Instead of backing down after the fiasco of the Demoiselles, Picasso embarked on another confrontational composition, this time depicting Three Women, their bodies divided into hard-edged facets coloured orange and brown. A success with both collectors and artists, the 1908 canvas inspired a brief vogue for depiction of hulking “primitive” figures. Long-term, the facets had a more profound effect. Beginning an artistic dialogue with Georges Braque, Picasso imagined a world shattered into geometric planes, held in place by a lattice extending across the canvas. A critic dubbed the new style “Cubism”.

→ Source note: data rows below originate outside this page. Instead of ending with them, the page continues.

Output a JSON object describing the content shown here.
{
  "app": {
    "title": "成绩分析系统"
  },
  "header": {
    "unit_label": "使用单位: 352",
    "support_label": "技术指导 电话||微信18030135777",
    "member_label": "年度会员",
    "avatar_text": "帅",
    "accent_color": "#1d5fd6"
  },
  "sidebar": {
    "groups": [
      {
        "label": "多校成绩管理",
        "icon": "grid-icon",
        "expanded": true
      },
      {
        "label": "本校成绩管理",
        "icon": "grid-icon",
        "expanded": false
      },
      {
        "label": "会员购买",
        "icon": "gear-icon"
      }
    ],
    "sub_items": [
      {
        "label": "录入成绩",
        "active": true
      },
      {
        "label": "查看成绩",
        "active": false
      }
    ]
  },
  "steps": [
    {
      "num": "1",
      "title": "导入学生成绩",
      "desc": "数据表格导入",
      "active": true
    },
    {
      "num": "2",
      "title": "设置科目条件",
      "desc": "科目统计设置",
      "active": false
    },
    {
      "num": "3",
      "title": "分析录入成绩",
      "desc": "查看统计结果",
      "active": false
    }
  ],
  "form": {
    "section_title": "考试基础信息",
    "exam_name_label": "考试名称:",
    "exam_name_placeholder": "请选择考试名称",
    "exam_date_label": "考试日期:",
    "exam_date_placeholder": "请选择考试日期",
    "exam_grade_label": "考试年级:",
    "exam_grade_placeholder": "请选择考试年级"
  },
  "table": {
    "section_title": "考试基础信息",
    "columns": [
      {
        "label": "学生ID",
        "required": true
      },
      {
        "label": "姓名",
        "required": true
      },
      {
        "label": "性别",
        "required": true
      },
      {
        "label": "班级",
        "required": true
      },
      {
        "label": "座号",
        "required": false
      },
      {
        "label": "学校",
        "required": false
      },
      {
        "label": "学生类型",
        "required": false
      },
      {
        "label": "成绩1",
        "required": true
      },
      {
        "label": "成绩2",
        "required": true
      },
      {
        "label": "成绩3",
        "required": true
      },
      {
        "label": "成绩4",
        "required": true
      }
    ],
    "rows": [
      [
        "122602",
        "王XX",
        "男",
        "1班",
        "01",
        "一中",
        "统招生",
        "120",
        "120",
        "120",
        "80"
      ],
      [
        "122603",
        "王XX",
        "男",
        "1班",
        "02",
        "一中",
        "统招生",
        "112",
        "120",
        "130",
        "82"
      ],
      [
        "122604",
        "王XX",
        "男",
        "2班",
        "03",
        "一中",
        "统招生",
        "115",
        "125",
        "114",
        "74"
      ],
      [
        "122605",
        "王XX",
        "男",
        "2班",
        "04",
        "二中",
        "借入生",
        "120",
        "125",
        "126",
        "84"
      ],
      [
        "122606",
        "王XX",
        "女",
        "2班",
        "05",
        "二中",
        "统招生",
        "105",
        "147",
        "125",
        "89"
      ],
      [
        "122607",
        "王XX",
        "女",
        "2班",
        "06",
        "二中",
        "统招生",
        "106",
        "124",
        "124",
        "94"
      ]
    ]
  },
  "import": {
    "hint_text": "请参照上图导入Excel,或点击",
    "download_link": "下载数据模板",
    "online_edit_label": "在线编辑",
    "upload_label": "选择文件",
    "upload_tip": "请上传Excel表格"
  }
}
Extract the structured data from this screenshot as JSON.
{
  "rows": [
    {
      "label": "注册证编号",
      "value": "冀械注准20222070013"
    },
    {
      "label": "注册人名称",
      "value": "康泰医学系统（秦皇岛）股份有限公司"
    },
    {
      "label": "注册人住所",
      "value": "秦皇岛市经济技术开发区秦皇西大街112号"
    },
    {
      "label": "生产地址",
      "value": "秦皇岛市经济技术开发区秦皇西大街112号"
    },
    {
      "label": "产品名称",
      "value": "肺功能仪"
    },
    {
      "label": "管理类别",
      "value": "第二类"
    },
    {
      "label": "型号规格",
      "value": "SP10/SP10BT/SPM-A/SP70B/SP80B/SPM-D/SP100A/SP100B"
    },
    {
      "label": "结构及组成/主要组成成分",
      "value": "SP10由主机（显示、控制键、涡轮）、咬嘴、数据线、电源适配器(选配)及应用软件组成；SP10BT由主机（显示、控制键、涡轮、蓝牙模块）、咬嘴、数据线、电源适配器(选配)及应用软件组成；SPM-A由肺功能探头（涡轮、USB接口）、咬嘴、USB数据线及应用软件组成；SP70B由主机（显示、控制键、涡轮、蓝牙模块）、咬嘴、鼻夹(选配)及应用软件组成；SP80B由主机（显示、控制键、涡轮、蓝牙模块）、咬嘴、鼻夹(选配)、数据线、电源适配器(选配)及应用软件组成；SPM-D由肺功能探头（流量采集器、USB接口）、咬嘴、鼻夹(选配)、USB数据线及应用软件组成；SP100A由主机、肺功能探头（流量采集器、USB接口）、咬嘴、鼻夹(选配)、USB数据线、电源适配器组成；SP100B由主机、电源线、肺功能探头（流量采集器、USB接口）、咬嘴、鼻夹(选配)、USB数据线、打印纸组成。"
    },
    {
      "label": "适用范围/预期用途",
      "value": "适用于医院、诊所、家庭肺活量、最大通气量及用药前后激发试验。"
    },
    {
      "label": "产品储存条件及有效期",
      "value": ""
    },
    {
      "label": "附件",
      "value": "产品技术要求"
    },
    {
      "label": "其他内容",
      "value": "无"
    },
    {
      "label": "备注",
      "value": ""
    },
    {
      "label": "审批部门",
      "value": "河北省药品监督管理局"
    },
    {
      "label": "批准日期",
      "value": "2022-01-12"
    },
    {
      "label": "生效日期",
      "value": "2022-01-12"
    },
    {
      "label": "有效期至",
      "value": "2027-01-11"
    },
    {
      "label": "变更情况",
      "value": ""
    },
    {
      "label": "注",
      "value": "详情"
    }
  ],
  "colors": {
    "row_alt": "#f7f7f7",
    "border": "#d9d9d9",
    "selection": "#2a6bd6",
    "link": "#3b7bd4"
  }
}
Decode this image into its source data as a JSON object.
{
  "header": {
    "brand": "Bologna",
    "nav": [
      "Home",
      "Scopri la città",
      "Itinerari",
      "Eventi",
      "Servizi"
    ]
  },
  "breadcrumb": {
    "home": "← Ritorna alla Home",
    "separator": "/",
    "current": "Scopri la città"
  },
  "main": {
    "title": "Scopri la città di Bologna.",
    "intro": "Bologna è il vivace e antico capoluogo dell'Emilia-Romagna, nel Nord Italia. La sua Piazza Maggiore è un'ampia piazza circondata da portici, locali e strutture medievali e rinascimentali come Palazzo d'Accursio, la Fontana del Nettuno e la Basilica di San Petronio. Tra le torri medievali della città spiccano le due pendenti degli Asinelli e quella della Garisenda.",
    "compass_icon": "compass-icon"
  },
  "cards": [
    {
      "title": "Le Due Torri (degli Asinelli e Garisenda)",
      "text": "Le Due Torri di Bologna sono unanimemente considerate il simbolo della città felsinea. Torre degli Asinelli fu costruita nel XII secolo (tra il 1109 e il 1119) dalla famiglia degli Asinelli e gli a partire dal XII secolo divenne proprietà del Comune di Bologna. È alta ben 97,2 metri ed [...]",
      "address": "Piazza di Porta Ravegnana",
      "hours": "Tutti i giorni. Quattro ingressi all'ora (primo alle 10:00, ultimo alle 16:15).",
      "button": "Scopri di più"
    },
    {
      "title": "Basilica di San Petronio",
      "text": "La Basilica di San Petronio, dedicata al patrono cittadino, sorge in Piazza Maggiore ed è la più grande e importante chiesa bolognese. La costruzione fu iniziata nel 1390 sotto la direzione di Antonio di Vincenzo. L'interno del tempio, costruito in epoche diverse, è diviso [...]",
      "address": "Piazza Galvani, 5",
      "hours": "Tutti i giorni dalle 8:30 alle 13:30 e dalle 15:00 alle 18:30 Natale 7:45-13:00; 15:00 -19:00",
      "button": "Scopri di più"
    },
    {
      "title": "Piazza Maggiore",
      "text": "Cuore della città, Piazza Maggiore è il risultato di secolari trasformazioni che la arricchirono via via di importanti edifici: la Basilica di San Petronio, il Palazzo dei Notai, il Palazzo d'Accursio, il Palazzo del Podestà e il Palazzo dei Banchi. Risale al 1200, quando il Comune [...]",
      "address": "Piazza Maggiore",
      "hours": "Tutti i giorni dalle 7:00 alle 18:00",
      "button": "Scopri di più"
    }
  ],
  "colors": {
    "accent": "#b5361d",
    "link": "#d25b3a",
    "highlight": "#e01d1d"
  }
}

With paintings like Girl with a Mandolin (1910), Picasso shifted into a calm, meditative mood. The sharp-edged planes were softened by shimmering strokes of translucent green, grey and brown, so that they seemed to glow from within. In the pictures that followed, planes broke loose from the bodies and objects they described, overlapping and advancing toward the viewer. In 1912-13, Picasso abandoned delicate brushwork in favour of flat colours, wood-graining, stencilled letters, and strips of newspaper. His pictures became surfaces littered with the detritus of the real world. His sculptures were constructed from cardboard scraps or wooden slats.